Drones are becoming an ever more popular mode for remote controlled aviation.
Despite the rise in consumer use of drones, and the persevering interests of numerous retailers, no one seems any the wiser over how they are to be regulated and introduced into an already packed airspace.
What’s the current situation?
The UK Civil Aviation Authority (CAA), lay claim to the present set of rules that anyone flying a personal drone must abide by. Structured points such as not flying above 400 feet (122 metres), and keeping any camera-harnessing drone at least 50 metres from people, vehicles and buildings, give drone enthusiasts some basic guidelines to follow. Unfortunately, the remaining CAA rulings are somewhat vague.
For example, a part of what the CAA call “The Dronecode” states:
- Use your common sense and fly safely; you could be prosecuted if you don’t.
The alarm bells start ringing when national authorities such as these are using little more than subjectivity to define laws of aviation. When you read on and notice other, still relatively ambiguous, advice such as:
- Drones with cameras also must not be flown over congested areas or large gatherings such as concerts and sports events.
- Always keep your drone away from aircraft, helicopters, airports and airfields.
Then you quickly realise that, perhaps, the relevant authorities have no clearly defined regulations on the subject, and are scratching their heads over how to approach such a multi-faceted issue.
Elsewhere, further stipulations are in place regarding permissions when using a drone. If you plan to make some money whilst flying you’re drones about, then you need permission from CAA. Similarly, you’ll need a CAA thumbs up if you’re flying close to busy areas, or near people or buildings you have no control over. You even need to consider weight. If the drone is over 20kg, then again, you’ll have to get permission from the CAA. Essentially, unless you’re flying it in your back garden for 10 minutes, you’re likely to be on the blower to the CAA.
Even when you’ve taken all this into consideration, you’re still left pondering the data protection laws. Obviously, these only apply to drones with cameras, and again, terms such as “use your common sense” are applied when filming other people’s property.
The New Proposals
It’s these final points that might be most relevant when we extend the thought of drones out to wider commercial use. Sure, we don’t want a liberty-reducing set of regulations that ruin all the fun for Joe Drone-Flyer and his mates, who just wants to blast his favourite toy around the park. But given that huge deliverers such as Amazon, Alibaba and DLP have all experimented in drone delivery, some of the issues above have greater relevance commerically.
Regardless, this hasn’t stopped Amazon, the most vocal in their intentions for drone delivery, calling for a change in aviation laws to accommodate drones. They propose that airspace from 200 to 400 feet in the air (61 to 122 metres) be held exclusively for commercial drone use, i.e. for delivery of parcels to awaiting customers, which would be controlled via an automated computer system. In addition, space under 200 feet would be used by local drone traffic, such as those who currently abide by the CAA’s stipulations.

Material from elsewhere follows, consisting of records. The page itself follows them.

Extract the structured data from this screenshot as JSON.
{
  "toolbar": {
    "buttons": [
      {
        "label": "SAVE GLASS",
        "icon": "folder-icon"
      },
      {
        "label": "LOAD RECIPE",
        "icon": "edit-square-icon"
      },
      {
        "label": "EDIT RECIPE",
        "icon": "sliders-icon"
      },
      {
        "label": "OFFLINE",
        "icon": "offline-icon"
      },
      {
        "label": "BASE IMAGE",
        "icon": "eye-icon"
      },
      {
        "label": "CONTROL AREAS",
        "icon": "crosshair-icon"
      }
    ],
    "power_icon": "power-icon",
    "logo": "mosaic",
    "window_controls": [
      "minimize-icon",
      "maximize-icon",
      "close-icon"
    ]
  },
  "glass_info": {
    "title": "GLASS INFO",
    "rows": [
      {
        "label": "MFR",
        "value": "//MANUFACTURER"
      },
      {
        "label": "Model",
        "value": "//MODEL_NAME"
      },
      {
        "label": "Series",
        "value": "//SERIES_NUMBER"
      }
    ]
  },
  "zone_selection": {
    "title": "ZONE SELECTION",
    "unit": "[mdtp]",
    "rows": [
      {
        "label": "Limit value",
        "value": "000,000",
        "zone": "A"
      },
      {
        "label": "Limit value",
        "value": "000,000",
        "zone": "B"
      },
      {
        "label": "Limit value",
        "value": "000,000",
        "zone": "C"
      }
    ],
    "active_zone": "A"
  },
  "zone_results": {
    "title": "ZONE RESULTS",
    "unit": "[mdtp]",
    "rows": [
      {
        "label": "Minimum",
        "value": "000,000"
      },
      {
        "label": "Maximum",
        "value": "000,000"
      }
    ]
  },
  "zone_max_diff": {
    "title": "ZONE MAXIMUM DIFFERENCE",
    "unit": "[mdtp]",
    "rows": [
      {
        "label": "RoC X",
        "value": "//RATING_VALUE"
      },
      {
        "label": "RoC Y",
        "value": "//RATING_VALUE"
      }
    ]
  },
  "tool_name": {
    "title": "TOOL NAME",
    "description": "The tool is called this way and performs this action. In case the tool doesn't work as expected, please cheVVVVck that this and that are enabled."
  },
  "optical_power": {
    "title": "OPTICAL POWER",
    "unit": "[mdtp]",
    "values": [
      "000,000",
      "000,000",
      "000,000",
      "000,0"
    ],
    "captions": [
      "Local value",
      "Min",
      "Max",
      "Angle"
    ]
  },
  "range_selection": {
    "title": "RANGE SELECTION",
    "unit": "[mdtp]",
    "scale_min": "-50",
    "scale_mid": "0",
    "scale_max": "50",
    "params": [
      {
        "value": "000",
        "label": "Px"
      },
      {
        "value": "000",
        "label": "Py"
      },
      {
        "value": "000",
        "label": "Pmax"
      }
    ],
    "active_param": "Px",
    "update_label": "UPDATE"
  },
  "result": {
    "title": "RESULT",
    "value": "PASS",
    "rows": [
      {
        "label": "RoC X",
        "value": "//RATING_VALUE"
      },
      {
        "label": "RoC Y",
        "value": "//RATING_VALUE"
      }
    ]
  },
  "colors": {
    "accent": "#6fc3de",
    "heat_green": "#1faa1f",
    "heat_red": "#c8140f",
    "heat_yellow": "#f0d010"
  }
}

Problems aren’t going away
Amazon have stated how important it is clearly define regulations for drone delivery, thus enabling them to operate without endangering any larger aircraft flying up ahead. A couple of instances of this have occurred recently, further elevating the need to instigate some proper regulations. Back in December, a commercial flight coming to land at Heathrow came within 80 feet of colliding with an unidentified drone flying over 700 feet off the ground. The plane, which could carry up to 180 people, was given an “A” incident rating (meaning “serious risk of collision”). Similar reports have emerged recently from Warsaw, where a drone passed 100 metres from a Lufthansa flight as it prepared to land 108 people in the Polish capital.
Serious consequences could emerge from great hunks of metal finding their way into a plane’s engine, and examples such as these should be a warning to authorities as they ponder the best move forward.
Safety concerns are not the only jibe either. As mentioned above, privacy is a sizeable barrier in the way of drone use both commercially and privately, and it came to a head in the US recently when a man shot down a drone flying around his neighbourhood. William Meredith of Kentucky took the drone out as the flew over his property, citing concerns over the privacy of his daughters. Meredith, who said “I felt that I was well within my rights as an American citizen to defend my property” was subsequently arrested and charged with first degree criminal mischief and first degree wanton endangerment.
Despite this incident occurring during the use of a private drone, it equally poses problems for commercial use. It’s likely that delivery services such as Amazon will strap various cameras to their drones. As they bustle around busy cities and neighbourhoods, what happens to the data collected on various people who stray in front of the camera? If the drone accidentally lands in the wrong house, is it your right to shoot it (or lob a brick at it) and bring it down as it trespasses on your property?
A series of dilemmas still haunt the possible roll out of drone delivery services. But with their private use increasing , and pressure growing for some degree of commerical use, those dilemmas are elevating all the time.
What do you make of the issues surrounding drone use? Can users be trusted with our privacy, and does it pose serious safety concerns for people on the ground and in the air? How might we overcome these issues? Let us know in the comments below.